§ Task objective:
Look through the data below. Collect every line where the word "Galgenkamp" occurs.

§ The records:
────────────────
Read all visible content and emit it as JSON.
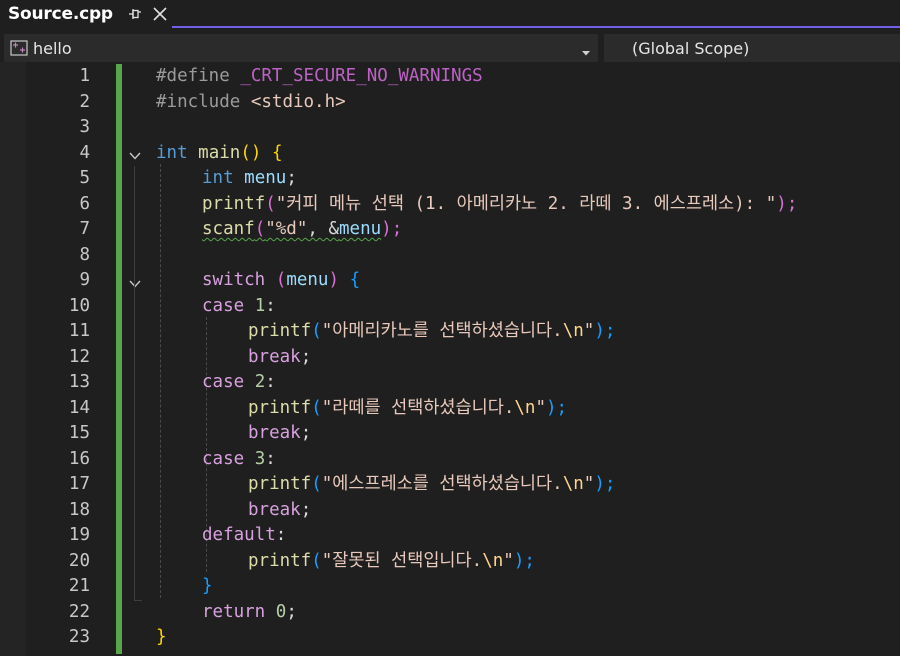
{
  "tab": {
    "title": "Source.cpp"
  },
  "navbar": {
    "project": "hello",
    "scope": "(Global Scope)"
  },
  "line_numbers": [
    "1",
    "2",
    "3",
    "4",
    "5",
    "6",
    "7",
    "8",
    "9",
    "10",
    "11",
    "12",
    "13",
    "14",
    "15",
    "16",
    "17",
    "18",
    "19",
    "20",
    "21",
    "22",
    "23"
  ],
  "code": {
    "l1": {
      "pp": "#define",
      "macro": "_CRT_SECURE_NO_WARNINGS"
    },
    "l2": {
      "pp": "#include",
      "hdr": "<stdio.h>"
    },
    "l4": {
      "kw": "int",
      "fn": "main",
      "parens": "()",
      "brace": "{"
    },
    "l5": {
      "kw": "int",
      "var": "menu",
      "semi": ";"
    },
    "l6": {
      "fn": "printf",
      "open": "(",
      "str": "\"커피 메뉴 선택 (1. 아메리카노 2. 라떼 3. 에스프레소): \"",
      "close": ");"
    },
    "l7": {
      "fn": "scanf",
      "open": "(",
      "str": "\"%d\"",
      "comma": ", ",
      "amp": "&",
      "var": "menu",
      "close": ");"
    },
    "l9": {
      "ctl": "switch",
      "open": "(",
      "var": "menu",
      "close": ")",
      "brace": "{"
    },
    "l10": {
      "ctl": "case",
      "num": "1",
      "colon": ":"
    },
    "l11": {
      "fn": "printf",
      "open": "(",
      "str": "\"아메리카노를 선택하셨습니다.",
      "esc": "\\n",
      "strend": "\"",
      "close": ");"
    },
    "l12": {
      "ctl": "break",
      "semi": ";"
    },
    "l13": {
      "ctl": "case",
      "num": "2",
      "colon": ":"
    },
    "l14": {
      "fn": "printf",
      "open": "(",
      "str": "\"라떼를 선택하셨습니다.",
      "esc": "\\n",
      "strend": "\"",
      "close": ");"
    },
    "l15": {
      "ctl": "break",
      "semi": ";"
    },
    "l16": {
      "ctl": "case",
      "num": "3",
      "colon": ":"
    },
    "l17": {
      "fn": "printf",
      "open": "(",
      "str": "\"에스프레소를 선택하셨습니다.",
      "esc": "\\n",
      "strend": "\"",
      "close": ");"
    },
    "l18": {
      "ctl": "break",
      "semi": ";"
    },
    "l19": {
      "ctl": "default",
      "colon": ":"
    },
    "l20": {
      "fn": "printf",
      "open": "(",
      "str": "\"잘못된 선택입니다.",
      "esc": "\\n",
      "strend": "\"",
      "close": ");"
    },
    "l21": {
      "brace": "}"
    },
    "l22": {
      "ctl": "return",
      "num": "0",
      "semi": ";"
    },
    "l23": {
      "brace": "}"
    }
  },
  "colors": {
    "accent": "#7160e8",
    "change_bar": "#57a64a",
    "background": "#1f1f1f"
  },
  "icons": {
    "pin": "pin-icon",
    "close": "close-icon",
    "project": "cpp-project-icon",
    "dropdown": "chevron-down-icon",
    "fold": "chevron-down-icon"
  }
}
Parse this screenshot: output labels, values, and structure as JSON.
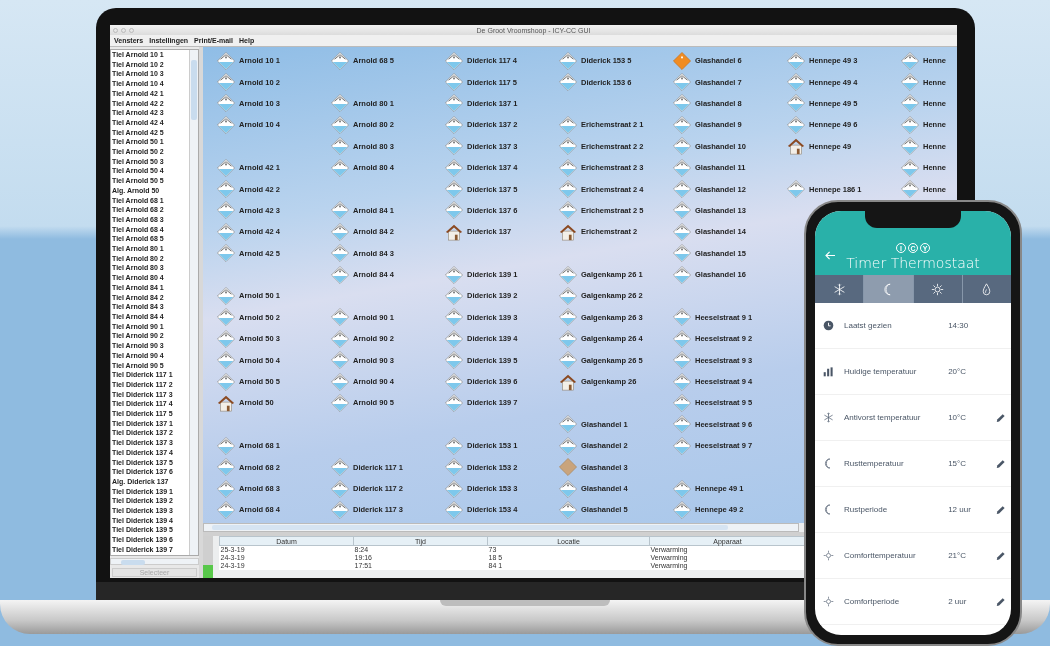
{
  "window": {
    "title": "De Groot Vroomshoop - ICY-CC GUI"
  },
  "menu": [
    "Vensters",
    "Instellingen",
    "Print/E-mail",
    "Help"
  ],
  "sidebar": {
    "items": [
      "Tiel Arnold 10 1",
      "Tiel Arnold 10 2",
      "Tiel Arnold 10 3",
      "Tiel Arnold 10 4",
      "Tiel Arnold 42 1",
      "Tiel Arnold 42 2",
      "Tiel Arnold 42 3",
      "Tiel Arnold 42 4",
      "Tiel Arnold 42 5",
      "Tiel Arnold 50 1",
      "Tiel Arnold 50 2",
      "Tiel Arnold 50 3",
      "Tiel Arnold 50 4",
      "Tiel Arnold 50 5",
      "Alg. Arnold 50",
      "Tiel Arnold 68 1",
      "Tiel Arnold 68 2",
      "Tiel Arnold 68 3",
      "Tiel Arnold 68 4",
      "Tiel Arnold 68 5",
      "Tiel Arnold 80 1",
      "Tiel Arnold 80 2",
      "Tiel Arnold 80 3",
      "Tiel Arnold 80 4",
      "Tiel Arnold 84 1",
      "Tiel Arnold 84 2",
      "Tiel Arnold 84 3",
      "Tiel Arnold 84 4",
      "Tiel Arnold 90 1",
      "Tiel Arnold 90 2",
      "Tiel Arnold 90 3",
      "Tiel Arnold 90 4",
      "Tiel Arnold 90 5",
      "Tiel Diderick 117 1",
      "Tiel Diderick 117 2",
      "Tiel Diderick 117 3",
      "Tiel Diderick 117 4",
      "Tiel Diderick 117 5",
      "Tiel Diderick 137 1",
      "Tiel Diderick 137 2",
      "Tiel Diderick 137 3",
      "Tiel Diderick 137 4",
      "Tiel Diderick 137 5",
      "Tiel Diderick 137 6",
      "Alg. Diderick 137",
      "Tiel Diderick 139 1",
      "Tiel Diderick 139 2",
      "Tiel Diderick 139 3",
      "Tiel Diderick 139 4",
      "Tiel Diderick 139 5",
      "Tiel Diderick 139 6",
      "Tiel Diderick 139 7"
    ],
    "button": {
      "label": "Selecteer",
      "disabled": true
    }
  },
  "grid": {
    "columns": [
      [
        {
          "label": "Arnold 10 1",
          "kind": "sensor"
        },
        {
          "label": "Arnold 10 2",
          "kind": "sensor"
        },
        {
          "label": "Arnold 10 3",
          "kind": "sensor"
        },
        {
          "label": "Arnold 10 4",
          "kind": "sensor"
        },
        null,
        {
          "label": "Arnold 42 1",
          "kind": "sensor"
        },
        {
          "label": "Arnold 42 2",
          "kind": "sensor"
        },
        {
          "label": "Arnold 42 3",
          "kind": "sensor"
        },
        {
          "label": "Arnold 42 4",
          "kind": "sensor"
        },
        {
          "label": "Arnold 42 5",
          "kind": "sensor"
        },
        null,
        {
          "label": "Arnold 50 1",
          "kind": "sensor"
        },
        {
          "label": "Arnold 50 2",
          "kind": "sensor"
        },
        {
          "label": "Arnold 50 3",
          "kind": "sensor"
        },
        {
          "label": "Arnold 50 4",
          "kind": "sensor"
        },
        {
          "label": "Arnold 50 5",
          "kind": "sensor"
        },
        {
          "label": "Arnold 50",
          "kind": "house"
        },
        null,
        {
          "label": "Arnold 68 1",
          "kind": "sensor"
        },
        {
          "label": "Arnold 68 2",
          "kind": "sensor"
        },
        {
          "label": "Arnold 68 3",
          "kind": "sensor"
        },
        {
          "label": "Arnold 68 4",
          "kind": "sensor"
        }
      ],
      [
        {
          "label": "Arnold 68 5",
          "kind": "sensor"
        },
        null,
        {
          "label": "Arnold 80 1",
          "kind": "sensor"
        },
        {
          "label": "Arnold 80 2",
          "kind": "sensor"
        },
        {
          "label": "Arnold 80 3",
          "kind": "sensor"
        },
        {
          "label": "Arnold 80 4",
          "kind": "sensor"
        },
        null,
        {
          "label": "Arnold 84 1",
          "kind": "sensor"
        },
        {
          "label": "Arnold 84 2",
          "kind": "sensor"
        },
        {
          "label": "Arnold 84 3",
          "kind": "sensor"
        },
        {
          "label": "Arnold 84 4",
          "kind": "sensor"
        },
        null,
        {
          "label": "Arnold 90 1",
          "kind": "sensor"
        },
        {
          "label": "Arnold 90 2",
          "kind": "sensor"
        },
        {
          "label": "Arnold 90 3",
          "kind": "sensor"
        },
        {
          "label": "Arnold 90 4",
          "kind": "sensor"
        },
        {
          "label": "Arnold 90 5",
          "kind": "sensor"
        },
        null,
        null,
        {
          "label": "Diderick 117 1",
          "kind": "sensor"
        },
        {
          "label": "Diderick 117 2",
          "kind": "sensor"
        },
        {
          "label": "Diderick 117 3",
          "kind": "sensor"
        }
      ],
      [
        {
          "label": "Diderick 117 4",
          "kind": "sensor"
        },
        {
          "label": "Diderick 117 5",
          "kind": "sensor"
        },
        {
          "label": "Diderick 137 1",
          "kind": "sensor"
        },
        {
          "label": "Diderick 137 2",
          "kind": "sensor"
        },
        {
          "label": "Diderick 137 3",
          "kind": "sensor"
        },
        {
          "label": "Diderick 137 4",
          "kind": "sensor"
        },
        {
          "label": "Diderick 137 5",
          "kind": "sensor"
        },
        {
          "label": "Diderick 137 6",
          "kind": "sensor"
        },
        {
          "label": "Diderick 137",
          "kind": "house"
        },
        null,
        {
          "label": "Diderick 139 1",
          "kind": "sensor"
        },
        {
          "label": "Diderick 139 2",
          "kind": "sensor"
        },
        {
          "label": "Diderick 139 3",
          "kind": "sensor"
        },
        {
          "label": "Diderick 139 4",
          "kind": "sensor"
        },
        {
          "label": "Diderick 139 5",
          "kind": "sensor"
        },
        {
          "label": "Diderick 139 6",
          "kind": "sensor"
        },
        {
          "label": "Diderick 139 7",
          "kind": "sensor"
        },
        null,
        {
          "label": "Diderick 153 1",
          "kind": "sensor"
        },
        {
          "label": "Diderick 153 2",
          "kind": "sensor"
        },
        {
          "label": "Diderick 153 3",
          "kind": "sensor"
        },
        {
          "label": "Diderick 153 4",
          "kind": "sensor"
        }
      ],
      [
        {
          "label": "Diderick 153 5",
          "kind": "sensor"
        },
        {
          "label": "Diderick 153 6",
          "kind": "sensor"
        },
        null,
        {
          "label": "Erichemstraat 2 1",
          "kind": "sensor"
        },
        {
          "label": "Erichemstraat 2 2",
          "kind": "sensor"
        },
        {
          "label": "Erichemstraat 2 3",
          "kind": "sensor"
        },
        {
          "label": "Erichemstraat 2 4",
          "kind": "sensor"
        },
        {
          "label": "Erichemstraat 2 5",
          "kind": "sensor"
        },
        {
          "label": "Erichemstraat 2",
          "kind": "house"
        },
        null,
        {
          "label": "Galgenkamp 26 1",
          "kind": "sensor"
        },
        {
          "label": "Galgenkamp 26 2",
          "kind": "sensor"
        },
        {
          "label": "Galgenkamp 26 3",
          "kind": "sensor"
        },
        {
          "label": "Galgenkamp 26 4",
          "kind": "sensor"
        },
        {
          "label": "Galgenkamp 26 5",
          "kind": "sensor"
        },
        {
          "label": "Galgenkamp 26",
          "kind": "house"
        },
        null,
        {
          "label": "Glashandel 1",
          "kind": "sensor"
        },
        {
          "label": "Glashandel 2",
          "kind": "sensor"
        },
        {
          "label": "Glashandel 3",
          "kind": "inactive"
        },
        {
          "label": "Glashandel 4",
          "kind": "sensor"
        },
        {
          "label": "Glashandel 5",
          "kind": "sensor"
        }
      ],
      [
        {
          "label": "Glashandel 6",
          "kind": "alert"
        },
        {
          "label": "Glashandel 7",
          "kind": "sensor"
        },
        {
          "label": "Glashandel 8",
          "kind": "sensor"
        },
        {
          "label": "Glashandel 9",
          "kind": "sensor"
        },
        {
          "label": "Glashandel 10",
          "kind": "sensor"
        },
        {
          "label": "Glashandel 11",
          "kind": "sensor"
        },
        {
          "label": "Glashandel 12",
          "kind": "sensor"
        },
        {
          "label": "Glashandel 13",
          "kind": "sensor"
        },
        {
          "label": "Glashandel 14",
          "kind": "sensor"
        },
        {
          "label": "Glashandel 15",
          "kind": "sensor"
        },
        {
          "label": "Glashandel 16",
          "kind": "sensor"
        },
        null,
        {
          "label": "Heeselstraat 9 1",
          "kind": "sensor"
        },
        {
          "label": "Heeselstraat 9 2",
          "kind": "sensor"
        },
        {
          "label": "Heeselstraat 9 3",
          "kind": "sensor"
        },
        {
          "label": "Heeselstraat 9 4",
          "kind": "sensor"
        },
        {
          "label": "Heeselstraat 9 5",
          "kind": "sensor"
        },
        {
          "label": "Heeselstraat 9 6",
          "kind": "sensor"
        },
        {
          "label": "Heeselstraat 9 7",
          "kind": "sensor"
        },
        null,
        {
          "label": "Hennepe 49 1",
          "kind": "sensor"
        },
        {
          "label": "Hennepe 49 2",
          "kind": "sensor"
        }
      ],
      [
        {
          "label": "Hennepe 49 3",
          "kind": "sensor"
        },
        {
          "label": "Hennepe 49 4",
          "kind": "sensor"
        },
        {
          "label": "Hennepe 49 5",
          "kind": "sensor"
        },
        {
          "label": "Hennepe 49 6",
          "kind": "sensor"
        },
        {
          "label": "Hennepe 49",
          "kind": "house"
        },
        null,
        {
          "label": "Hennepe 186 1",
          "kind": "sensor"
        }
      ],
      [
        {
          "label": "Henne",
          "kind": "sensor"
        },
        {
          "label": "Henne",
          "kind": "sensor"
        },
        {
          "label": "Henne",
          "kind": "sensor"
        },
        {
          "label": "Henne",
          "kind": "sensor"
        },
        {
          "label": "Henne",
          "kind": "sensor"
        },
        {
          "label": "Henne",
          "kind": "sensor"
        },
        {
          "label": "Henne",
          "kind": "sensor"
        }
      ]
    ]
  },
  "log_table": {
    "columns": [
      "Datum",
      "Tijd",
      "Locatie",
      "Apparaat"
    ],
    "rows": [
      [
        "25-3-19",
        "8:24",
        "73",
        "Verwarming"
      ],
      [
        "24-3-19",
        "19:16",
        "18 5",
        "Verwarming"
      ],
      [
        "24-3-19",
        "17:51",
        "84 1",
        "Verwarming"
      ]
    ]
  },
  "phone": {
    "logo_letters": [
      "I",
      "C",
      "Y"
    ],
    "title": "Timer Thermostaat",
    "tabs": [
      {
        "kind": "snow",
        "selected": false
      },
      {
        "kind": "moon",
        "selected": true
      },
      {
        "kind": "sun",
        "selected": false
      },
      {
        "kind": "drop",
        "selected": false
      }
    ],
    "settings": [
      {
        "kind": "clock",
        "label": "Laatst gezien",
        "value": "14:30",
        "editable": false
      },
      {
        "kind": "bars",
        "label": "Huidige temperatuur",
        "value": "20°C",
        "editable": false
      },
      {
        "kind": "snow",
        "label": "Antivorst temperatuur",
        "value": "10°C",
        "editable": true
      },
      {
        "kind": "moon",
        "label": "Rusttemperatuur",
        "value": "15°C",
        "editable": true
      },
      {
        "kind": "moon",
        "label": "Rustperiode",
        "value": "12 uur",
        "editable": true
      },
      {
        "kind": "sun",
        "label": "Comforttemperatuur",
        "value": "21°C",
        "editable": true
      },
      {
        "kind": "sun",
        "label": "Comfortperiode",
        "value": "2 uur",
        "editable": true
      }
    ]
  }
}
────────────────
§ Your solution:
          "label": "Galgenkamp 26 1",
          "label": "Galgenkamp 26 2",
          "label": "Galgenkamp 26 3",
          "label": "Galgenkamp 26 4",
          "label": "Galgenkamp 26 5",
          "label": "Galgenkamp 26",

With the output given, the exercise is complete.